Elephents (the misspelling is intentional) preceded Rabbithead in The Blue Room Studio with a season that ended a few weeks ago. It was the first production by much-heralded new Perth indie outfit The Last Great Hunt, which somewhat confusingly includes artists from various former and ongoing groups including The Duck House, Weeping Spoon and Side Pony. Elephents is a new play by Jeffrey Jay Fowler, directed by Katt Osborne and performed by Jeffrey Jay, Adrienne Daff, Gita Bezzard and Pete Townsend, with deliberately minimal design by Tarryn Gill and lighting by Chris Isaacs.

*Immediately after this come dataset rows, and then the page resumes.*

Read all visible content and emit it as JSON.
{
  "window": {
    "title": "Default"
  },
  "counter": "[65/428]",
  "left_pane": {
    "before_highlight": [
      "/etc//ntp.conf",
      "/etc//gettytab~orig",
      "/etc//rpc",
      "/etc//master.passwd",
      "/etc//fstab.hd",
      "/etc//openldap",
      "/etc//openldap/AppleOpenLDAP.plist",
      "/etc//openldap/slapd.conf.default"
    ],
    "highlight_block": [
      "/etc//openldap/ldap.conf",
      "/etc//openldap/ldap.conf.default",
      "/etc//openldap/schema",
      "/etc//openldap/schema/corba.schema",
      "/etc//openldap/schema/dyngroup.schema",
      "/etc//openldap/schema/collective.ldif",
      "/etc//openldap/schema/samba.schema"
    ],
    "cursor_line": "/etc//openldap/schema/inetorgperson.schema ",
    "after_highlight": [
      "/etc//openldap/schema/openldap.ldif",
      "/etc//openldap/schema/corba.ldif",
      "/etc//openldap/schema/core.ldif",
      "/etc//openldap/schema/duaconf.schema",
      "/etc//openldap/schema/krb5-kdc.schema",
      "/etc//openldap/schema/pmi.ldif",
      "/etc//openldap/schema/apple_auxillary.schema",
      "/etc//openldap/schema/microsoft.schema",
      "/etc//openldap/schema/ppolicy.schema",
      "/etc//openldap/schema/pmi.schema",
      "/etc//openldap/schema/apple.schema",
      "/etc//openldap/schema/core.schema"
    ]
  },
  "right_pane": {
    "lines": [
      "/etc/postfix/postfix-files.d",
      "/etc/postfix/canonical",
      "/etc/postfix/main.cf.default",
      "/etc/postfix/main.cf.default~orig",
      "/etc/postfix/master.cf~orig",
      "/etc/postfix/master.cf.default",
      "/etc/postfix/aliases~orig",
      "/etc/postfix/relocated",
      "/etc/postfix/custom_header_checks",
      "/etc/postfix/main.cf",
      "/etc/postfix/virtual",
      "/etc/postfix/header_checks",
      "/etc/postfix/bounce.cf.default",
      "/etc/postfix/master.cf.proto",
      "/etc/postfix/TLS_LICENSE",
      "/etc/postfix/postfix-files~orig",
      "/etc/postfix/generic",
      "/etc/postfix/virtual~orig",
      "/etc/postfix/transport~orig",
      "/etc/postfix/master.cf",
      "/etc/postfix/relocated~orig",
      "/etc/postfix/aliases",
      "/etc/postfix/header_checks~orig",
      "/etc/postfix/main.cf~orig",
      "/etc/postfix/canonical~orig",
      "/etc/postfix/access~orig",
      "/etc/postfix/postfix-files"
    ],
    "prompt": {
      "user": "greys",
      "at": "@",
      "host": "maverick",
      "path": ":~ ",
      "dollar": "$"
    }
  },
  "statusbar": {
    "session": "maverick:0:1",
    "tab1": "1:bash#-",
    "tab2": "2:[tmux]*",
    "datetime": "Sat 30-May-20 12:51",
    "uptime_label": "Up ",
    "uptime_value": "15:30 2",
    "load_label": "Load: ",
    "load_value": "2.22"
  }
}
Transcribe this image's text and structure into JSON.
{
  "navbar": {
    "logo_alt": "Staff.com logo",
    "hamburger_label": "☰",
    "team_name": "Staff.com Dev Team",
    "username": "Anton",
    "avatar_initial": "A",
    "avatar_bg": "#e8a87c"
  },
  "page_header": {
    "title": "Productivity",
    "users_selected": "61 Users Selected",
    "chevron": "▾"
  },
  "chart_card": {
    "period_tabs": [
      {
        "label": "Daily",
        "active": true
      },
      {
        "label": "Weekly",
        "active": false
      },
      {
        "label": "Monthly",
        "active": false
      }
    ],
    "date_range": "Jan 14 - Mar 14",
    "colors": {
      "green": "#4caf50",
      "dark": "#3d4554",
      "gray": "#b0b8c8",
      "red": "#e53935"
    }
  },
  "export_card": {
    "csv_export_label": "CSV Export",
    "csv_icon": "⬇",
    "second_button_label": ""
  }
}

It also features songs by Jeffrey Jay and arranged by Brett Smith, which were sung by the cast and accompanied by Brett on digital keyboard (and occasional electric guitar).

Essentially it’s a darkly comic off-Broadway musical: tightly written dialogue-scenes interspersed with songs in which characters express their feelings and thoughts: the ‘elephents’ in the room, so to speak. The title also refers to a real elephant whose recent death in the zoo serves as an emotional catalyst for the plot, in which three awkwardly matched couples and at least one loose unit (all played by the same four actors, with the help of some nifty wig-work) negotiate their discontents. The biggest ‘elephent’ however lies just outside the door: an accelerated level of global warming, indicated in the production by an orange light that became visible whenever someone entered the room (whereupon they routinely and without comment wiped the sweat from their faces and hands with a towel).

Underlying this is the sense that these characters (like the girls and their men in Rabbithead) are completely absorbed in themselves and their feelings, and have completely unrealistic expectations about their lives and their world, which is clearly going up in flames. The theatrical form of the show reflected this extreme pitch of dramatic irony: stylized costumes, wigs and characterizations; and a deliberate poverty of means in terms of lighting, set, sound, music – and even singing ability. The songs themselves weren’t particularly original or accomplished either musically or lyrically – and varied considerably in execution – but I felt that was least partly intentional, because their role was to expose the characters and their illusions (for example, two brothers who are singer-musicians with wildly divergent and incongruous notions of their own talent). As such they have something in common with songs in the theatre of Brecht  – which notoriously work best when sung by performers like Lotte Lenya (who couldn’t technically sing).

Elephents was a much more ambitious work than Rabbithead, and Jeffrey Jay is a subtle and devious writer (as well as being an extremely entertaining actor). In fact the overall aesthetic of the production and the company (including the house-style of the actor-devisors and director Katt Osborne) was emotionally cooler, more covert and underhand than the brazenly messy broad brushstrokes and deliberately overheated histrionics of Ian Sinclair and his collaborators. Perhaps for that very reason I couldn’t help feeling that for all its sophisticated irony Elephents didn’t quite hit its target – perhaps overshooting it, or even rebounding on itself; whereas Rabbithead for all its crass vulgarity landed its punches fair and square. In both cases, though, I left The Blue Room feeling that there’s a new generation of theatre-makers who are struggling with what it means to have a self, a voice, relationships or integrity in a narcissistic world – and that in that struggle there’s at least an artistic authenticity that’s worth watching and listening to.


Rabbithead is at The Blue Room until 14 June; Elephents finished on 18 May and is now part of The Last Great Hunt’s touring repertoire.